Work is currently being done to help the system handle e-books, a growing part of modern libraries.

This isn’t to say that open-source software is a snap. While it has long been the pride of the computer community, most famously with the Linux operating system that underpins Evergreen and Koha, adoption of open-source software by laymen has been more limited due to its complexity.

Without corporate backing, open-source software can fall short in areas that programmers don’t enjoy doing, such as support systems, documentation, reports and easy-to-use interfaces.

This is partly why large urban libraries, like Nashua, mostly haven’t gone with open-source systems.

“We looked at Evergreen, Koha,” said Loren Rosson, director of circulation at Nashua Public Library, which has the industry-leading Symphony system. “Open-source has its advantages, but it really didn’t come down to a choice between open-source and proprietary. We went with the features that were best for us.”

“What we really like about Symphony is the reports that it could do – very helpful.”

Another disadvantage of open-source software is that, because anybody can tweak them, programs tend to fragment (“fork,” in computer-speak) into semi-incompatible variants. This makes it even more difficult to get outside help if you don’t have information technology expertise.

“IT staff? We don’t have any,” said Varick, of Litchfield, laughing. “I learned how to write HTML code to work on the website, but am I geeky enough to contribute to the source code? No.”

Rodgers Library has contracted with Georgia-based Equinox Software to help install, troubleshoot and run its Evergreen software.

“We’re more or less a support organization for Evergreen and Koha,” said Rob Herrmann, director of sales for Equinox. “The way that I view it, (open source) is another option. There’s nothing inherent as far as advantages or disadvantages – a lot has to do with the library system itself.”

In general, large or urban libraries have been slower to switch from proprietary systems, partly because as big customers, they have more clout with the software companies to get changes made.

Hudson’s Rodgers Library, which has about a quarter of the circulation of the Nashua Public Library, will probably be the largest library in the state to use an open-source system when it launches next month.

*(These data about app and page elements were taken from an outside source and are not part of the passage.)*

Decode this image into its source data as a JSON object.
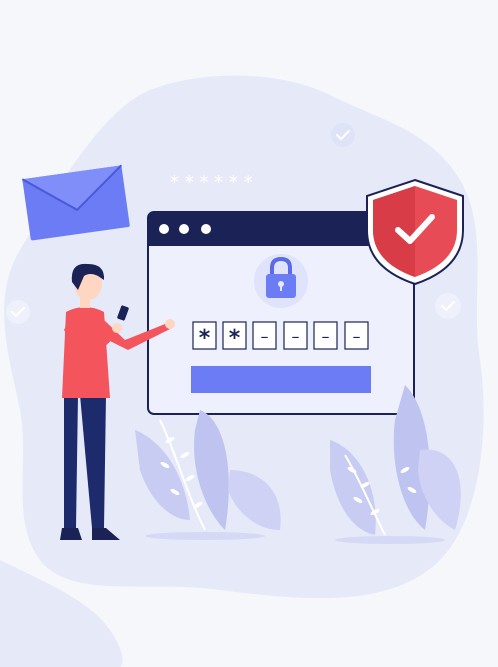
{
  "illustration": {
    "title": "",
    "password_mask": "* * * * * *",
    "password_fields": [
      {
        "char": "*"
      },
      {
        "char": "*"
      },
      {
        "char": "–"
      },
      {
        "char": "–"
      },
      {
        "char": "–"
      },
      {
        "char": "–"
      }
    ],
    "colors": {
      "background": "#f6f7fb",
      "blob": "#e6e9f8",
      "window_border": "#1b2356",
      "window_header": "#1b2356",
      "window_body": "#eef0fd",
      "accent_blue": "#6b7cf5",
      "shield_red": "#e74b55",
      "shirt_red": "#f4545b",
      "pants_navy": "#1d2a6b",
      "plant_lavender": "#c9ccf2"
    },
    "icons": [
      "envelope-icon",
      "padlock-icon",
      "shield-check-icon",
      "check-circle-icon",
      "person-figure",
      "plant-decoration"
    ]
  }
}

But with 234 library systems in New Hampshire – some so small and un-computerized that they still use card catalogs – there’s plenty of room for expansion.

“It’s not inconceivable to me there will be a fair number of libraries in New Hampshire that will go with open source,” said York, at the state library. “We decided to get them into this to help every library provide the highest level of service that they can.”

David Brooks can be contacted
at 594-5831 or dbrooks@nashua Also, follow him
on Twitter (@Telegraph_DaveB).